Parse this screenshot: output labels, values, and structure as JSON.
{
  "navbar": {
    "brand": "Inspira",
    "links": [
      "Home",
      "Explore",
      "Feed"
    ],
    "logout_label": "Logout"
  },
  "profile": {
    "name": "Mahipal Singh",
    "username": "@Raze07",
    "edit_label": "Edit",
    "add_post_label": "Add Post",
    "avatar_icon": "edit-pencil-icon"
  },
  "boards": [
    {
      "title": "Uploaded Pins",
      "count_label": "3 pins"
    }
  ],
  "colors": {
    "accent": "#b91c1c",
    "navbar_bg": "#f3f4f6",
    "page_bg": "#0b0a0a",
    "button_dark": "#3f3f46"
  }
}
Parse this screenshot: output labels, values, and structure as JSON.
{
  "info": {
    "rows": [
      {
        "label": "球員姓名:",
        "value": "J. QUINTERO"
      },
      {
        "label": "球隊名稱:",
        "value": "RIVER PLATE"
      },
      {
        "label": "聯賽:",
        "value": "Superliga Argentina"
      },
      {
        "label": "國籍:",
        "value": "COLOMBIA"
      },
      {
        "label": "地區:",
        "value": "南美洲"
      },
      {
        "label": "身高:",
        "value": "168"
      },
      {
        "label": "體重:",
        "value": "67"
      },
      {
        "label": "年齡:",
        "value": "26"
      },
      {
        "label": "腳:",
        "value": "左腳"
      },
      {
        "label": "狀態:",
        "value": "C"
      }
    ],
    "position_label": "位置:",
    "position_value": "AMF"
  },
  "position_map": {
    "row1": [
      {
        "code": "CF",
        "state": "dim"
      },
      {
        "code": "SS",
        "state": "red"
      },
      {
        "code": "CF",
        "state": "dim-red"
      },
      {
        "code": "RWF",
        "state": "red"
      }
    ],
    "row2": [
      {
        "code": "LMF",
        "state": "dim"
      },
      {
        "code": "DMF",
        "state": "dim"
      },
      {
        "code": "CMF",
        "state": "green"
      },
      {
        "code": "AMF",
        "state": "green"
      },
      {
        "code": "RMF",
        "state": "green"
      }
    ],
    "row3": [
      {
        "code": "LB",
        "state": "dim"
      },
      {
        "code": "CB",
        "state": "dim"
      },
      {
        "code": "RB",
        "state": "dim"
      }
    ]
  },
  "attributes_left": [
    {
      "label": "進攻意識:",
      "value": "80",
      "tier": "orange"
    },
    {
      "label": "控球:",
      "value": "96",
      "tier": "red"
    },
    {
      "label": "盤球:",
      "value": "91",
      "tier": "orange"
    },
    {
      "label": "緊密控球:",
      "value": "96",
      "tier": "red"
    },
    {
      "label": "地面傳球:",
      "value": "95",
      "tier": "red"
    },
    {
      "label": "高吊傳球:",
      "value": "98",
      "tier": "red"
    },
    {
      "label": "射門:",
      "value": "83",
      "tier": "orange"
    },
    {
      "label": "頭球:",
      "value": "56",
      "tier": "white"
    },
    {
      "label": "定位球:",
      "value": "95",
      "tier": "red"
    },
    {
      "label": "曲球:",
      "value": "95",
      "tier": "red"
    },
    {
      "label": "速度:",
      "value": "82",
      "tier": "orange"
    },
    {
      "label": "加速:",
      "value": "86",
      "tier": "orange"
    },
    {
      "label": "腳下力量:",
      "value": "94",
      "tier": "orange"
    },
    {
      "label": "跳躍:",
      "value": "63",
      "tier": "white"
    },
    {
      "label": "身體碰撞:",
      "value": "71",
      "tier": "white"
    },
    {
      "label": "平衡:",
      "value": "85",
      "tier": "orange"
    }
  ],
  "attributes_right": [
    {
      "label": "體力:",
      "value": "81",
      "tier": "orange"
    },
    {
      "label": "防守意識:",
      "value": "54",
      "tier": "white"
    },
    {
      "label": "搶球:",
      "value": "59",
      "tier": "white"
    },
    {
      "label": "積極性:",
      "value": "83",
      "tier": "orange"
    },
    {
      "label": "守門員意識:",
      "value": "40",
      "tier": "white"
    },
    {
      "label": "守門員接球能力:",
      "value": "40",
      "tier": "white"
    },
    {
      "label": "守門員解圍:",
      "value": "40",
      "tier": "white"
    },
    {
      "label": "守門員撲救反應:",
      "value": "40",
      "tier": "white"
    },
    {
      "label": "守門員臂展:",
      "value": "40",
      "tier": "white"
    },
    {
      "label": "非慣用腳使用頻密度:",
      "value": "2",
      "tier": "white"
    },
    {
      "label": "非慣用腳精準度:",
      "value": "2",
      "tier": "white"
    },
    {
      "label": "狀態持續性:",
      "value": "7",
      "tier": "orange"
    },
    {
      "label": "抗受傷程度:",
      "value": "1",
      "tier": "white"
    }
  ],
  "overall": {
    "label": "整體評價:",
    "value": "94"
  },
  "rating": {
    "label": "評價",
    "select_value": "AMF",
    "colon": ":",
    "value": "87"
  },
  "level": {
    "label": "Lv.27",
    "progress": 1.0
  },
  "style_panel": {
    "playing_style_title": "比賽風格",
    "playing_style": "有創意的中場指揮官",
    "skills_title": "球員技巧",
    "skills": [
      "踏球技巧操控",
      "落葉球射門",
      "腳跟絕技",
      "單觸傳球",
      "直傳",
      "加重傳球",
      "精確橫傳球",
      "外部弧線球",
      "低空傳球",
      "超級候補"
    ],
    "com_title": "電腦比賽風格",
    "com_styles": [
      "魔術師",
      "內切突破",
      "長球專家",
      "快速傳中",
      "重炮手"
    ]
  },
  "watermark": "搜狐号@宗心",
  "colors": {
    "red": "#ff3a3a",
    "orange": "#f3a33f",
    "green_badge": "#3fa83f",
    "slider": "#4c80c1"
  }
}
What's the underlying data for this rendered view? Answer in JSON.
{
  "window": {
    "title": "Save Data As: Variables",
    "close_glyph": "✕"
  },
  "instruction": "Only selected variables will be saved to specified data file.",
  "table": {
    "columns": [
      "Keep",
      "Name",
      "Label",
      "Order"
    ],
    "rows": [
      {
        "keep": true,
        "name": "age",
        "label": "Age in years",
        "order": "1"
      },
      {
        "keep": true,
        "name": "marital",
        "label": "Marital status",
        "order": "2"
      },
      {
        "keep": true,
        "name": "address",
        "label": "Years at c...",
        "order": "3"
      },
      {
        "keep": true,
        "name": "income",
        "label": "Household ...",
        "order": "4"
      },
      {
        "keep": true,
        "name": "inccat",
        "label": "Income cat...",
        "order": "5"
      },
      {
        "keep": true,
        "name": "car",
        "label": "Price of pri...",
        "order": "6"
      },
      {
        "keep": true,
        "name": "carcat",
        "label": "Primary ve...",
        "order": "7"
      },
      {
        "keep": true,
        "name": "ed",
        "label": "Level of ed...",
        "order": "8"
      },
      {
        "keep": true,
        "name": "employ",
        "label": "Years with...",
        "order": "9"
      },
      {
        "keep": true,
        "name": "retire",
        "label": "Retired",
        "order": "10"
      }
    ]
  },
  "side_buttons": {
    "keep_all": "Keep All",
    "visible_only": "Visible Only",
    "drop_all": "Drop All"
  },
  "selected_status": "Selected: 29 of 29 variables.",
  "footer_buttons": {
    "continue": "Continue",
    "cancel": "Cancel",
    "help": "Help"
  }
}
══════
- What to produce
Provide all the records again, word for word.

- Problem solution
Parse this screenshot: output labels, values, and structure as JSON.
{
  "navbar": {
    "brand": "Inspira",
    "links": [
      "Home",
      "Explore",
      "Feed"
    ],
    "logout_label": "Logout"
  },
  "profile": {
    "name": "Mahipal Singh",
    "username": "@Raze07",
    "edit_label": "Edit",
    "add_post_label": "Add Post",
    "avatar_icon": "edit-pencil-icon"
  },
  "boards": [
    {
      "title": "Uploaded Pins",
      "count_label": "3 pins"
    }
  ],
  "colors": {
    "accent": "#b91c1c",
    "navbar_bg": "#f3f4f6",
    "page_bg": "#0b0a0a",
    "button_dark": "#3f3f46"
  }
}
Parse this screenshot: output labels, values, and structure as JSON.
{
  "info": {
    "rows": [
      {
        "label": "球員姓名:",
        "value": "J. QUINTERO"
      },
      {
        "label": "球隊名稱:",
        "value": "RIVER PLATE"
      },
      {
        "label": "聯賽:",
        "value": "Superliga Argentina"
      },
      {
        "label": "國籍:",
        "value": "COLOMBIA"
      },
      {
        "label": "地區:",
        "value": "南美洲"
      },
      {
        "label": "身高:",
        "value": "168"
      },
      {
        "label": "體重:",
        "value": "67"
      },
      {
        "label": "年齡:",
        "value": "26"
      },
      {
        "label": "腳:",
        "value": "左腳"
      },
      {
        "label": "狀態:",
        "value": "C"
      }
    ],
    "position_label": "位置:",
    "position_value": "AMF"
  },
  "position_map": {
    "row1": [
      {
        "code": "CF",
        "state": "dim"
      },
      {
        "code": "SS",
        "state": "red"
      },
      {
        "code": "CF",
        "state": "dim-red"
      },
      {
        "code": "RWF",
        "state": "red"
      }
    ],
    "row2": [
      {
        "code": "LMF",
        "state": "dim"
      },
      {
        "code": "DMF",
        "state": "dim"
      },
      {
        "code": "CMF",
        "state": "green"
      },
      {
        "code": "AMF",
        "state": "green"
      },
      {
        "code": "RMF",
        "state": "green"
      }
    ],
    "row3": [
      {
        "code": "LB",
        "state": "dim"
      },
      {
        "code": "CB",
        "state": "dim"
      },
      {
        "code": "RB",
        "state": "dim"
      }
    ]
  },
  "attributes_left": [
    {
      "label": "進攻意識:",
      "value": "80",
      "tier": "orange"
    },
    {
      "label": "控球:",
      "value": "96",
      "tier": "red"
    },
    {
      "label": "盤球:",
      "value": "91",
      "tier": "orange"
    },
    {
      "label": "緊密控球:",
      "value": "96",
      "tier": "red"
    },
    {
      "label": "地面傳球:",
      "value": "95",
      "tier": "red"
    },
    {
      "label": "高吊傳球:",
      "value": "98",
      "tier": "red"
    },
    {
      "label": "射門:",
      "value": "83",
      "tier": "orange"
    },
    {
      "label": "頭球:",
      "value": "56",
      "tier": "white"
    },
    {
      "label": "定位球:",
      "value": "95",
      "tier": "red"
    },
    {
      "label": "曲球:",
      "value": "95",
      "tier": "red"
    },
    {
      "label": "速度:",
      "value": "82",
      "tier": "orange"
    },
    {
      "label": "加速:",
      "value": "86",
      "tier": "orange"
    },
    {
      "label": "腳下力量:",
      "value": "94",
      "tier": "orange"
    },
    {
      "label": "跳躍:",
      "value": "63",
      "tier": "white"
    },
    {
      "label": "身體碰撞:",
      "value": "71",
      "tier": "white"
    },
    {
      "label": "平衡:",
      "value": "85",
      "tier": "orange"
    }
  ],
  "attributes_right": [
    {
      "label": "體力:",
      "value": "81",
      "tier": "orange"
    },
    {
      "label": "防守意識:",
      "value": "54",
      "tier": "white"
    },
    {
      "label": "搶球:",
      "value": "59",
      "tier": "white"
    },
    {
      "label": "積極性:",
      "value": "83",
      "tier": "orange"
    },
    {
      "label": "守門員意識:",
      "value": "40",
      "tier": "white"
    },
    {
      "label": "守門員接球能力:",
      "value": "40",
      "tier": "white"
    },
    {
      "label": "守門員解圍:",
      "value": "40",
      "tier": "white"
    },
    {
      "label": "守門員撲救反應:",
      "value": "40",
      "tier": "white"
    },
    {
      "label": "守門員臂展:",
      "value": "40",
      "tier": "white"
    },
    {
      "label": "非慣用腳使用頻密度:",
      "value": "2",
      "tier": "white"
    },
    {
      "label": "非慣用腳精準度:",
      "value": "2",
      "tier": "white"
    },
    {
      "label": "狀態持續性:",
      "value": "7",
      "tier": "orange"
    },
    {
      "label": "抗受傷程度:",
      "value": "1",
      "tier": "white"
    }
  ],
  "overall": {
    "label": "整體評價:",
    "value": "94"
  },
  "rating": {
    "label": "評價",
    "select_value": "AMF",
    "colon": ":",
    "value": "87"
  },
  "level": {
    "label": "Lv.27",
    "progress": 1.0
  },
  "style_panel": {
    "playing_style_title": "比賽風格",
    "playing_style": "有創意的中場指揮官",
    "skills_title": "球員技巧",
    "skills": [
      "踏球技巧操控",
      "落葉球射門",
      "腳跟絕技",
      "單觸傳球",
      "直傳",
      "加重傳球",
      "精確橫傳球",
      "外部弧線球",
      "低空傳球",
      "超級候補"
    ],
    "com_title": "電腦比賽風格",
    "com_styles": [
      "魔術師",
      "內切突破",
      "長球專家",
      "快速傳中",
      "重炮手"
    ]
  },
  "watermark": "搜狐号@宗心",
  "colors": {
    "red": "#ff3a3a",
    "orange": "#f3a33f",
    "green_badge": "#3fa83f",
    "slider": "#4c80c1"
  }
}
What's the underlying data for this rendered view? Answer in JSON.
{
  "window": {
    "title": "Save Data As: Variables",
    "close_glyph": "✕"
  },
  "instruction": "Only selected variables will be saved to specified data file.",
  "table": {
    "columns": [
      "Keep",
      "Name",
      "Label",
      "Order"
    ],
    "rows": [
      {
        "keep": true,
        "name": "age",
        "label": "Age in years",
        "order": "1"
      },
      {
        "keep": true,
        "name": "marital",
        "label": "Marital status",
        "order": "2"
      },
      {
        "keep": true,
        "name": "address",
        "label": "Years at c...",
        "order": "3"
      },
      {
        "keep": true,
        "name": "income",
        "label": "Household ...",
        "order": "4"
      },
      {
        "keep": true,
        "name": "inccat",
        "label": "Income cat...",
        "order": "5"
      },
      {
        "keep": true,
        "name": "car",
        "label": "Price of pri...",
        "order": "6"
      },
      {
        "keep": true,
        "name": "carcat",
        "label": "Primary ve...",
        "order": "7"
      },
      {
        "keep": true,
        "name": "ed",
        "label": "Level of ed...",
        "order": "8"
      },
      {
        "keep": true,
        "name": "employ",
        "label": "Years with...",
        "order": "9"
      },
      {
        "keep": true,
        "name": "retire",
        "label": "Retired",
        "order": "10"
      }
    ]
  },
  "side_buttons": {
    "keep_all": "Keep All",
    "visible_only": "Visible Only",
    "drop_all": "Drop All"
  },
  "selected_status": "Selected: 29 of 29 variables.",
  "footer_buttons": {
    "continue": "Continue",
    "cancel": "Cancel",
    "help": "Help"
  }
}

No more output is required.